- Finn Balor and Samoa Joe teamed up to take on Gallows and Anderson in a solid match. Joe came out looking like a badass as he was all business following the win, heading to the back immediately after pin fall. Survivor Series could prove pivotal for Balor and Joe if done right, helping to get them to the main event scene.
- Braun Strowman and Kane main evented the show in a match that was fun while it lasted, but ended on a bizarrely sudden note. The end spot itself — Strowman’s running powerslam through the ring Bam Bam vs. Taz style — was cool, but ending the show on the referee shrugging and fading to black as the commentators say nothing was odd to say the least. Still, the two had a fun, spot-heavy hoss fight, showing Kane can still hack it 20 years after the character’s debut.
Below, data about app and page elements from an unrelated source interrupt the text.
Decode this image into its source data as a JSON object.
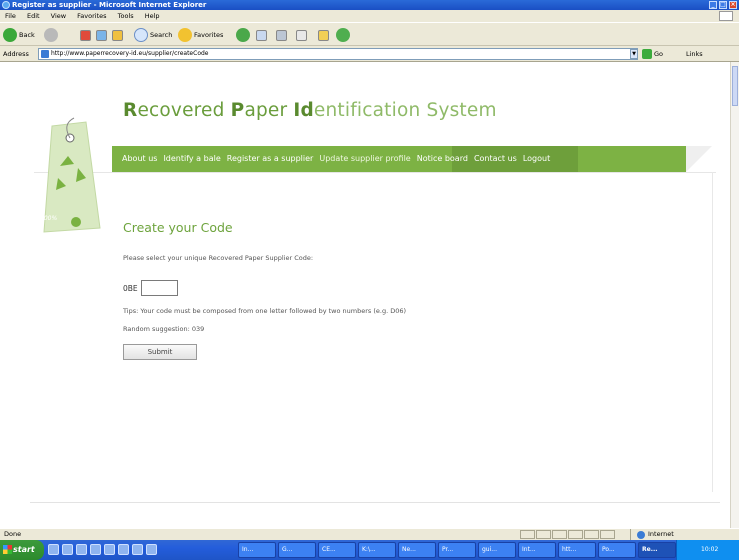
{
  "window": {
    "title": "Register as supplier - Microsoft Internet Explorer"
  },
  "menu": [
    "File",
    "Edit",
    "View",
    "Favorites",
    "Tools",
    "Help"
  ],
  "toolbar": {
    "back": "Back",
    "search": "Search",
    "favorites": "Favorites"
  },
  "address": {
    "label": "Address",
    "url": "http://www.paperrecovery-id.eu/supplier/createCode",
    "go": "Go",
    "links": "Links"
  },
  "site": {
    "logo": {
      "r": "R",
      "ecovered": "ecovered ",
      "p": "P",
      "aper": "aper ",
      "id": "Id",
      "entification": "entification System"
    },
    "nav": [
      "About us",
      "Identify a bale",
      "Register as a supplier",
      "Update supplier profile",
      "Notice board",
      "Contact us",
      "Logout"
    ],
    "tag_text": "100%"
  },
  "form": {
    "heading": "Create your Code",
    "instruction": "Please select your unique Recovered Paper Supplier Code:",
    "prefix": "0BE",
    "code_value": "",
    "tips": "Tips: Your code must be composed from one letter followed by two numbers (e.g. D06)",
    "random": "Random suggestion: 039",
    "submit": "Submit"
  },
  "status": {
    "text": "Done",
    "zone": "Internet"
  },
  "taskbar": {
    "start": "start",
    "tasks": [
      "In...",
      "G...",
      "CE...",
      "K:\\...",
      "Ne...",
      "Pr...",
      "gui...",
      "Int...",
      "htt...",
      "Po...",
      "Re..."
    ],
    "clock": "10:02"
  },
  "colors": {
    "brand_green": "#7db244",
    "heading_green": "#6da33c"
  }
}
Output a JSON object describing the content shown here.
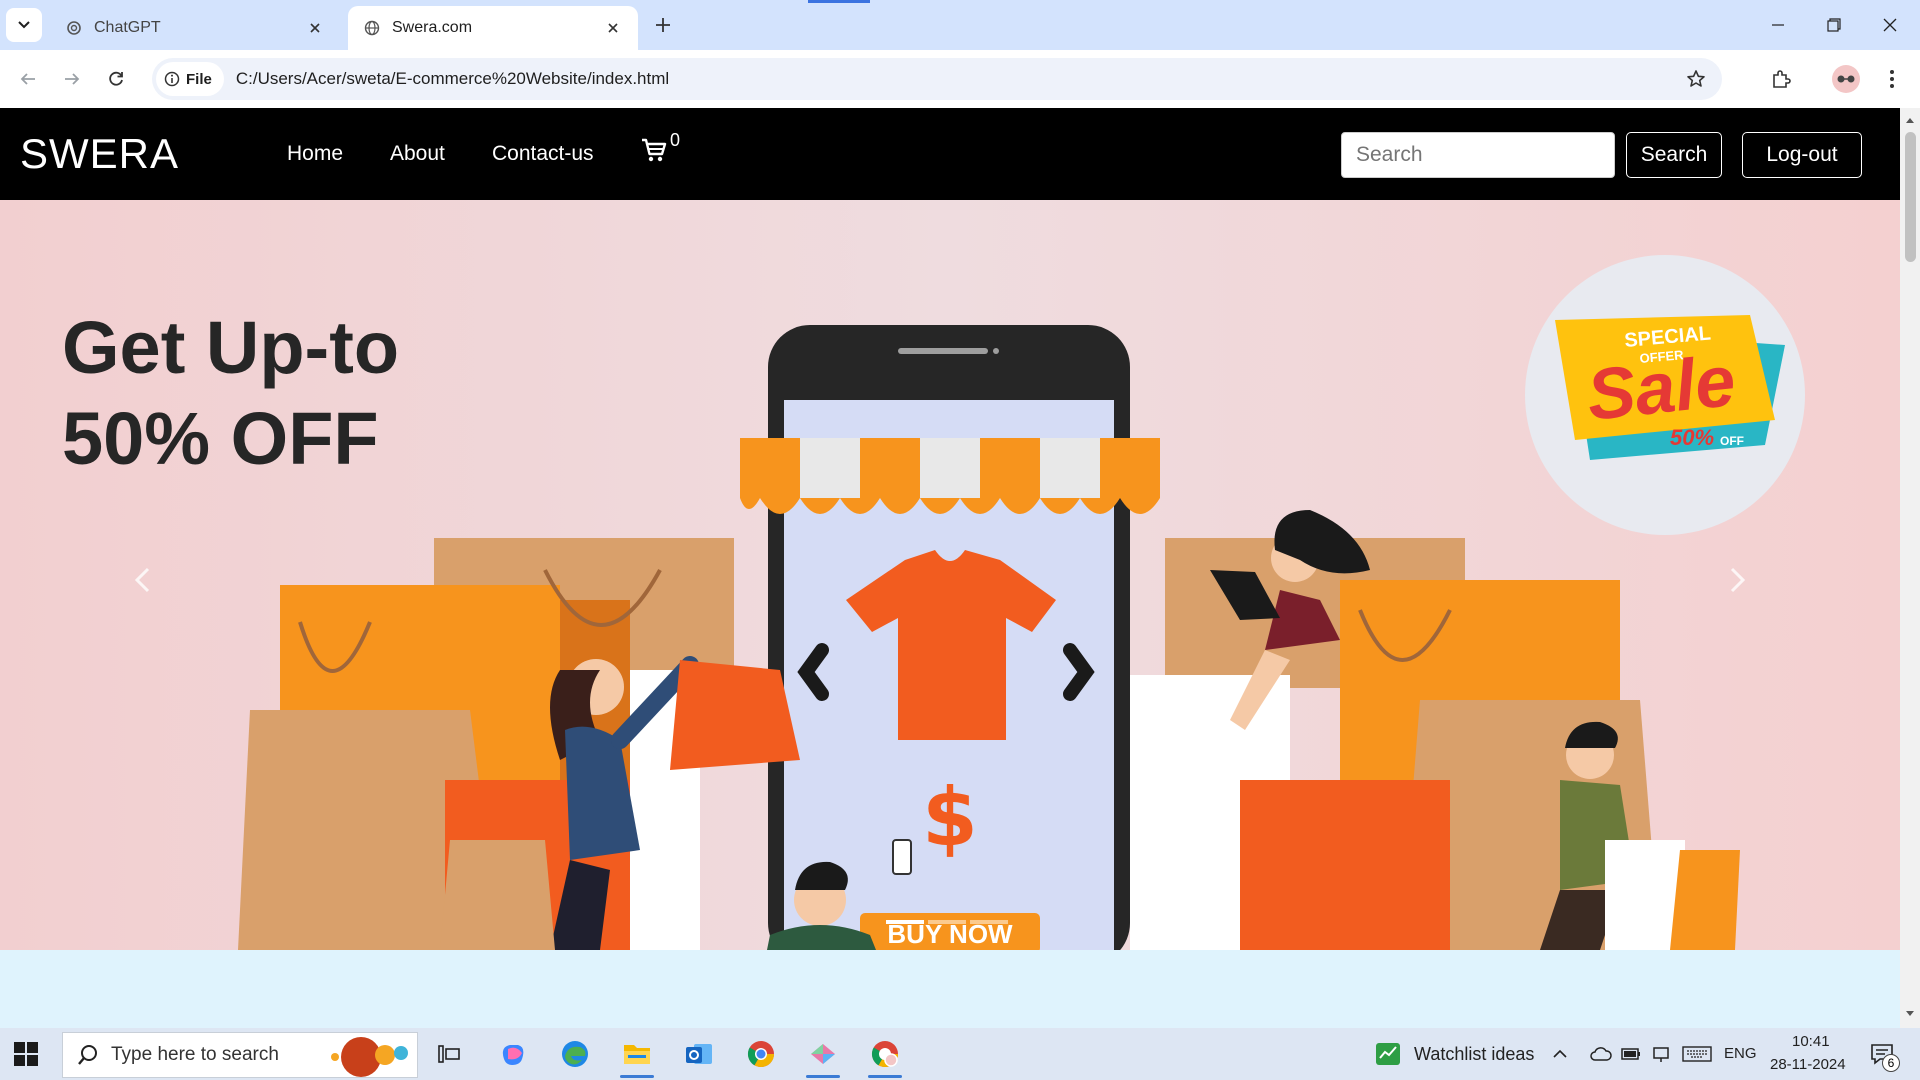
{
  "browser": {
    "tabs": [
      {
        "title": "ChatGPT",
        "active": false
      },
      {
        "title": "Swera.com",
        "active": true
      }
    ],
    "site_chip": "File",
    "url": "C:/Users/Acer/sweta/E-commerce%20Website/index.html"
  },
  "navbar": {
    "brand": "SWERA",
    "links": [
      "Home",
      "About",
      "Contact-us"
    ],
    "cart_count": "0",
    "search_placeholder": "Search",
    "search_button": "Search",
    "logout_button": "Log-out"
  },
  "hero": {
    "headline_line1": "Get Up-to",
    "headline_line2": "50% OFF",
    "badge_top": "SPECIAL",
    "badge_offer": "OFFER",
    "badge_word": "Sale",
    "badge_percent": "50%",
    "badge_off": "OFF",
    "button_text": "BUY NOW",
    "currency_symbol": "$",
    "slides": 3,
    "active_slide": 1,
    "colors": {
      "orange": "#f7941d",
      "deep_orange": "#f25c1f",
      "tan": "#d9a06b"
    }
  },
  "taskbar": {
    "search_placeholder": "Type here to search",
    "widget_text": "Watchlist ideas",
    "language": "ENG",
    "time": "10:41",
    "date": "28-11-2024",
    "notification_count": "6"
  }
}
God damn, is the men’s traditional Survivor Series match stacked. Most of the ten men in Sunday’s main event are top tier, must-see wrestlers, and the possible great storylines that could occur during the match itself are endless. The steps taken to get there were generally smart and effective, and even the horrible Jason Jordan segments came with some level of payoff in the surprise return of Triple H. The good far outweighed the bad on this show, and overall, The Raw brand did a solid job building to Survivor Series, a show whose inter-promotional nature can make it difficult to book for. Consider me hyped.